James Sexton is charged with obstruction of justice related to an incident involving an inmate working as an FBI informant.

According to prosecutors, a group of deputies learned an inmate at Men's Central Jail, Anthony Brown, was working as an informant for the FBI. The FBI was investigating corruption--such as deputies smuggling contraband into the jails--and civil rights violations that included deputies beating inmates.

Prosecutors say when deputies learned Brown was an informant, they interviewed him, took his cell phone away, and fudged records to make it look like he'd been released from jail. Meanwhile, Brown was being moved from jail to jail under a false name.

Sexton is accused of helping falsify records, keeping watch over a hidden Brown, and denying access to FBI agents who arrived at the jail to talk with Brown.

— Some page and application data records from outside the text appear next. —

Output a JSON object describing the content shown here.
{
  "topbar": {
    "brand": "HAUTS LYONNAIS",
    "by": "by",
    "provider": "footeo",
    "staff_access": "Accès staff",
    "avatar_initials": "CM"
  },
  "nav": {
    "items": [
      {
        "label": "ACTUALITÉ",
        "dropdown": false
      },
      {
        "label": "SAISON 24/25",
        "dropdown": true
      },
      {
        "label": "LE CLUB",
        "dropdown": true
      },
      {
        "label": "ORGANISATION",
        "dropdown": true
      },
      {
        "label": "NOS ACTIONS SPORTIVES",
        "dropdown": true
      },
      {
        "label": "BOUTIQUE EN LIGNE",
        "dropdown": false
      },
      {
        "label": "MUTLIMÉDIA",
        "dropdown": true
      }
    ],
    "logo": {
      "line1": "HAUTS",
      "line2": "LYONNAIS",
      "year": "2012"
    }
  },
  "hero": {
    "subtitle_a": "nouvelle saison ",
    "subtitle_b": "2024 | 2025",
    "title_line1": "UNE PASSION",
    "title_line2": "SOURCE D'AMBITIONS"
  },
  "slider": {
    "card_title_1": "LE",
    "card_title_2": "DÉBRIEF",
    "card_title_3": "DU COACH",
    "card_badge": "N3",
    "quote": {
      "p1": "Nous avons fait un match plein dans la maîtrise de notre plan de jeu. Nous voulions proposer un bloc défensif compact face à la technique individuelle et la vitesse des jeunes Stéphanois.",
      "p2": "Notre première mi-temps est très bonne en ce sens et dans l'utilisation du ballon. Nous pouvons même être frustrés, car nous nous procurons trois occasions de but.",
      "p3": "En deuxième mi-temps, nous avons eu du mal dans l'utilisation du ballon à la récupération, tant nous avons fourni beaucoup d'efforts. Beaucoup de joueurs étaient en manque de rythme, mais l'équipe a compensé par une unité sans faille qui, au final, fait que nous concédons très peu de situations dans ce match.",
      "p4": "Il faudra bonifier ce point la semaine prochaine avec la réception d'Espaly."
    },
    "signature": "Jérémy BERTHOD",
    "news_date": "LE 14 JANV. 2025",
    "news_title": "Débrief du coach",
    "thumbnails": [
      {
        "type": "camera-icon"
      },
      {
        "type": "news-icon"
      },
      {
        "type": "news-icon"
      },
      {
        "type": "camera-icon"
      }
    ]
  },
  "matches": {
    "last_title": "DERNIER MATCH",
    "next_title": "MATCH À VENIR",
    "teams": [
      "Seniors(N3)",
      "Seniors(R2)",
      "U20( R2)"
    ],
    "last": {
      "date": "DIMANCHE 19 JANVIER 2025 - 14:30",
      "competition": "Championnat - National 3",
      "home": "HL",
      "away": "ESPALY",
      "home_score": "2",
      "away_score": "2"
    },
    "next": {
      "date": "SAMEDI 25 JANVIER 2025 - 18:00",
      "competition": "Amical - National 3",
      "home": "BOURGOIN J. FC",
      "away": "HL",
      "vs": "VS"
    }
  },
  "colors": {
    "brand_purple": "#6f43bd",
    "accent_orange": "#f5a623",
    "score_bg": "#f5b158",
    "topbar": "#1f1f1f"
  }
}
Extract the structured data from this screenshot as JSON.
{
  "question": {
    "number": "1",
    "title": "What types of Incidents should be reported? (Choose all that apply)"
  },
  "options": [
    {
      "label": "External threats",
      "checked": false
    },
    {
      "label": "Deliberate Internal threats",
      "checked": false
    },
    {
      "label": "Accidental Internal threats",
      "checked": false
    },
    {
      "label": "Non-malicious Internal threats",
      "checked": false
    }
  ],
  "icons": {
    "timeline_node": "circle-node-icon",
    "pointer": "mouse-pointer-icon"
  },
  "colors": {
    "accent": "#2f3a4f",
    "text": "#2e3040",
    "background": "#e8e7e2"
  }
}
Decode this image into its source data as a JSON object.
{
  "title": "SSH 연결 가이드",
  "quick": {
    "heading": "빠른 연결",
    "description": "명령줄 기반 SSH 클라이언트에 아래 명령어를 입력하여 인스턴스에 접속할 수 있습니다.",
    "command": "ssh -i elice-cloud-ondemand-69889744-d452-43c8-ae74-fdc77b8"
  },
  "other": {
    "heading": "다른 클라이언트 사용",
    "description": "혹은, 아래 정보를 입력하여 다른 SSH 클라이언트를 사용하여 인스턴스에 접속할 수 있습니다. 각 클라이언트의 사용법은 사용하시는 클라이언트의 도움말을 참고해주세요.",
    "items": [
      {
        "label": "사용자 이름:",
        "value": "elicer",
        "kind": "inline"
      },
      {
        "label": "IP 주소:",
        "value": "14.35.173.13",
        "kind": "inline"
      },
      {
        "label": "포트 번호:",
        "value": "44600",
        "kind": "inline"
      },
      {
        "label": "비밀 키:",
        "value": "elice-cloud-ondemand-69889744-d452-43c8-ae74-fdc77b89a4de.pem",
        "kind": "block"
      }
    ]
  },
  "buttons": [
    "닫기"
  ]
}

He later approached the FBI with his concerns over the episode, but nevertheless was charged as part of a larger obstruction of justice case against seven deputies allegedly involved in hiding Brown. 

Sexton's defense attorney's are expected to argue he was following orders from higher ups, that he was unaware he was being investigated when he cooperated with the FBI, and that he did not intend to obstruct justice, as evidenced by his later cooperation with federal authorities. 

The remaining six deputies in the case are expected to go to trial when Sexton's trial concludes.